A friend in Washington, D.C., posted on Facebook this story about an unemployed Ohio woman who moved to North Dakota just for the job.
[Janet Morgan] lowered her expectations and applied for hourly-wage jobs across Ohio. Nothing. She called a few prospective employers in neighboring Michigan and West Virginia. Nothing. She filled her truck and took a road trip around the country to drop off applications near her mother in California, her daughter in Nevada and her son in Washington state. Nothing.
Finally, on her way home from the West Coast, she swung through Bismarck, N.D. She had never visited the state before, and was pleasantly surprised to find "some civilization, like an Olive Garden and a Best Buy." The local paper published articles about a thriving economy; dozens of businesses hung "Help Wanted" signs. Morgan collected a handful of job applications and drove back to Ohio. Maybe in North Dakota, she thought, there existed enough jobs to accommodate someone who was "short, fat and old." She applied for a low-wage position at a Bismarck area call center. A few days later, the company called to make an offer. [Haha. Olive Garden = civilization.]
I was kind of kidding the other day about how we’re on TV so much that eventually people will realize North Dakota, with low unemployment, low taxes and low stress, is the place to be in this crazy economy. Guess that message is getting out!
This conversation in the story cracked me up:
"You must be the new woman," he said to Morgan. "Where are you from?"
"That’s a ways. What are you doing here?"
"I moved for a job."
"All the way from Ohio?"
That’s the conversation I used to have when I met people in Grand Forks, except instead of Ohio it was Seattle. I sometimes still have that conversation. North Dakotans think anyone who wasn’t born here who chooses to live here is a little odd. Many North Dakotans, if they haven’t left already, secretly wished that they had.
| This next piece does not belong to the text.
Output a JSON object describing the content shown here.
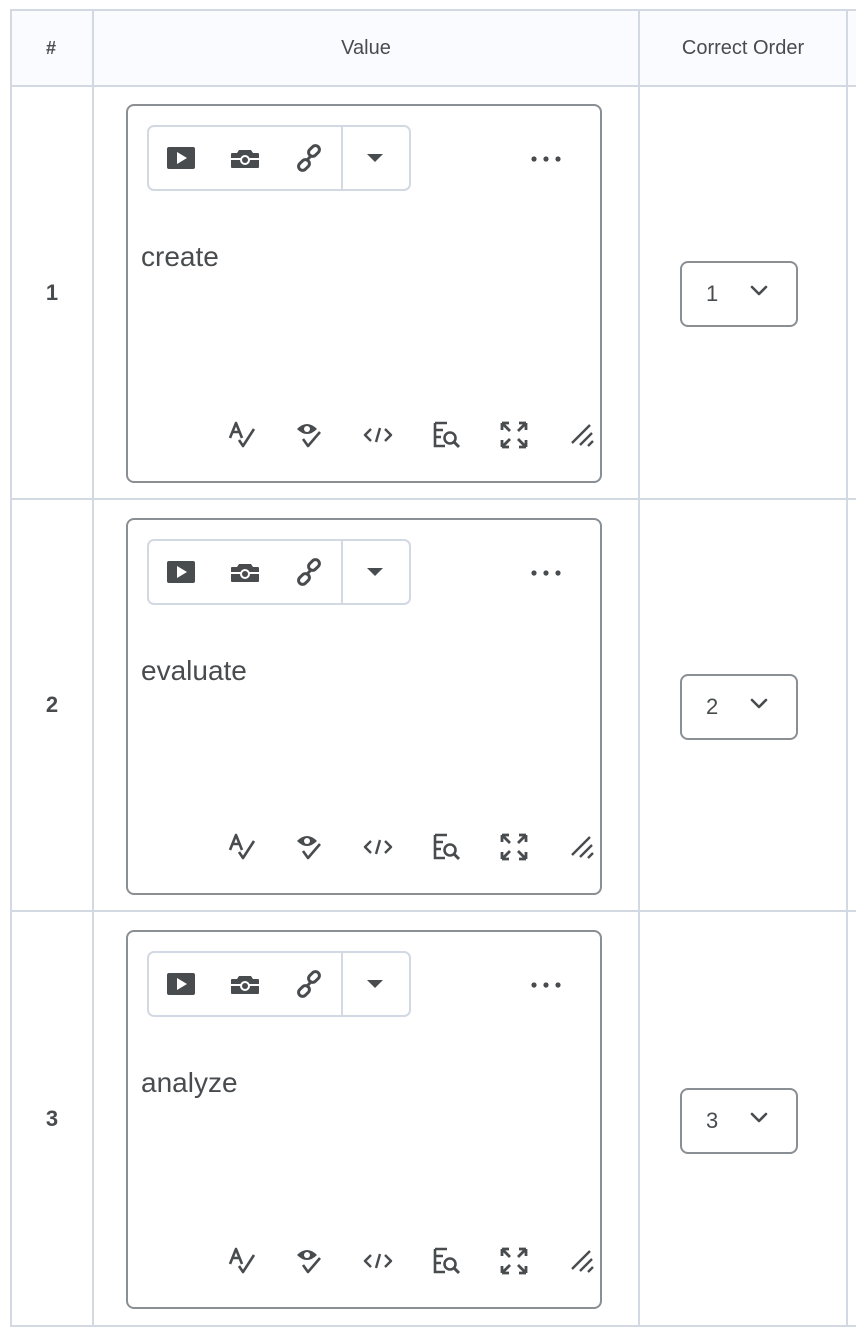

I don’t know if I’ve told this story to you readers, but when I first moved to Grand Forks, my dad came with to help me move in and get a car. We were at Hugo’s our first night when this lady comes up and gives my dad a big hug. It went something like this:
"Oh hi! How’s it going? How’s your restaurant?"
"I … uh … I’m sorry; I know you?"
"Aren’t you the owner of the Chinese restaurant?"
"What? Oh, no, not me. I’m here with my son, helping him move. We’re new. Haha!"
"Oh, my gosh, my mistake! Hahaha! Where are you from?" (I remember a lot of embarrassed laughing.)
"Is your son going to UND or is he in the Air Force?"
"No, he’s getting a job!"
Anyway, we eventually cleared that up. But note two things: 1) Asians are so rare that people have little practice telling us apart and 2) There are only two reasons for a young man from a big city to move to Grand Forks, and that’s cheap tuition or the military made him.
Oh, for sad, people!